The next day we got to see just how enlivening a short-term event can be.
At the public library on Zanevskyi Prospekt, all kinds of examples of urban commoning flourished in the sunshine. There were master classes in crafts, a street kitchen offering salmon soup Finnish style, eagerly prepared by local residents with a Finnish chef (differences of opinion on spicing principles were happily overcome), a book and plant exchange and many hours of terrific togetherness. (More here, in Russian).

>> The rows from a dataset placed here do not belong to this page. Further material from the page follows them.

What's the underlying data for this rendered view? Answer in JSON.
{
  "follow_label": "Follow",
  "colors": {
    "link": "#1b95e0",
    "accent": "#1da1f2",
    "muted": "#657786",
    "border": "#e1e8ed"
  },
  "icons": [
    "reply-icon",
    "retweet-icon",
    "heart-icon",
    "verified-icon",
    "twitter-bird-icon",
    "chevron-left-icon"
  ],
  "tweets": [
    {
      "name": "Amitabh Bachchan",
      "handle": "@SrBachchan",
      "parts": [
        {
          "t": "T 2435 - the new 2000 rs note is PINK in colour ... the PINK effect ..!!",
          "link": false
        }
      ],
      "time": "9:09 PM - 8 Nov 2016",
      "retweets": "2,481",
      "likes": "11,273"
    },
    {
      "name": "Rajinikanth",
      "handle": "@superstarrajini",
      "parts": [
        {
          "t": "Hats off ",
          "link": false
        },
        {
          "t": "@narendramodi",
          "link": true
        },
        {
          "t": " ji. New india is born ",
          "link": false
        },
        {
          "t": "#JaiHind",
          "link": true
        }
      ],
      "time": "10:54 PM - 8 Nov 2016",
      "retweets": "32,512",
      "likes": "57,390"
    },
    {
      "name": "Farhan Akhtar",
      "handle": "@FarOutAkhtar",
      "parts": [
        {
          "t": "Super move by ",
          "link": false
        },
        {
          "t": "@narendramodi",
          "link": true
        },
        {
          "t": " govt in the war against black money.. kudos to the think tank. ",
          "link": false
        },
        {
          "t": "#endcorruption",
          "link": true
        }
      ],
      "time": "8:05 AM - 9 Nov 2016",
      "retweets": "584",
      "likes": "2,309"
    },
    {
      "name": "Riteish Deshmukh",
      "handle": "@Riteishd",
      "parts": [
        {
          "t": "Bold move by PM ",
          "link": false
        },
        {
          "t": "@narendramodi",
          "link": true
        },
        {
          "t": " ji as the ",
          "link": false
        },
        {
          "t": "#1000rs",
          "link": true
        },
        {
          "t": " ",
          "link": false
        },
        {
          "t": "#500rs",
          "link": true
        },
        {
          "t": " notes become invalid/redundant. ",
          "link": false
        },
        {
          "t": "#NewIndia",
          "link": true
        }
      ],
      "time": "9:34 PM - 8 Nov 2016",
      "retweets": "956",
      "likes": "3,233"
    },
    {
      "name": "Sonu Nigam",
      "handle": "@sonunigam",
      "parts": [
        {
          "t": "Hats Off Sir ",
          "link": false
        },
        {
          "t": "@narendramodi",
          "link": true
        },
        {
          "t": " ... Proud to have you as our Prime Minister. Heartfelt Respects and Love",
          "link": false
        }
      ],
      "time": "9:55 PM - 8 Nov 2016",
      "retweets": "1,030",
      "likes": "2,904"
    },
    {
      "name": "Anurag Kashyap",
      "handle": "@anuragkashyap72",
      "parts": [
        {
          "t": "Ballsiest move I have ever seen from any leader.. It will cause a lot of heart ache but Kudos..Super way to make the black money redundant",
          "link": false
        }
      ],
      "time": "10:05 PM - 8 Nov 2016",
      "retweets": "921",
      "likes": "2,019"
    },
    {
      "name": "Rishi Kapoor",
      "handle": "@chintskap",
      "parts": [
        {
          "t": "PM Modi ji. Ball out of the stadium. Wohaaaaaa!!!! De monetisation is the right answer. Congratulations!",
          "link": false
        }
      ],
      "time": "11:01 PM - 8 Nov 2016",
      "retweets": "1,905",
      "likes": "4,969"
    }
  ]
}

Locals are understandably preoccupied with the problems of overcoming a highly regulated urban environment with its myriad administrative organs. And yet, as the presentations at the seminar made abundantly clear, many people have long been engaged in enlivening the city and much is happening at many scales. In addition to the Arts 4 the City pages, see the Centre for Independent Social Research. Lilia Voronkova’s seminar presentation was a fabulous lesson in what can be gained when research and artistic creativity merge in a power point presentation!
One local challenge has to do with the character of St Petersburg as an unparalleled outdoor museum, one celebrating nothing less than vast empire. The grass in this city, then, is not for sitting and playing on, but for admiring. Including in the parks, it would seem.
Another problem, one that struck a more familiar chord with a former London resident, was traffic. A city of straight, long roads, though not originally built for the motorcar, St Petersburg roads positively invite high speeds. Chicanes, underpasses and all the rest of the twentieth century’s innovations to keep motorised traffic moving, were in evidence near the library too. As a crow flies, the route from the metro would have been short indeed. As a St Petersburg pedestrian advances, it took the best part of 15 minutes. The grocery shop across the road was equally inaccessible, cut off from us as it was by six lanes of traffic with fences to deter any would-be jaywalkers.
Looking forward to more cooperation and exchanges!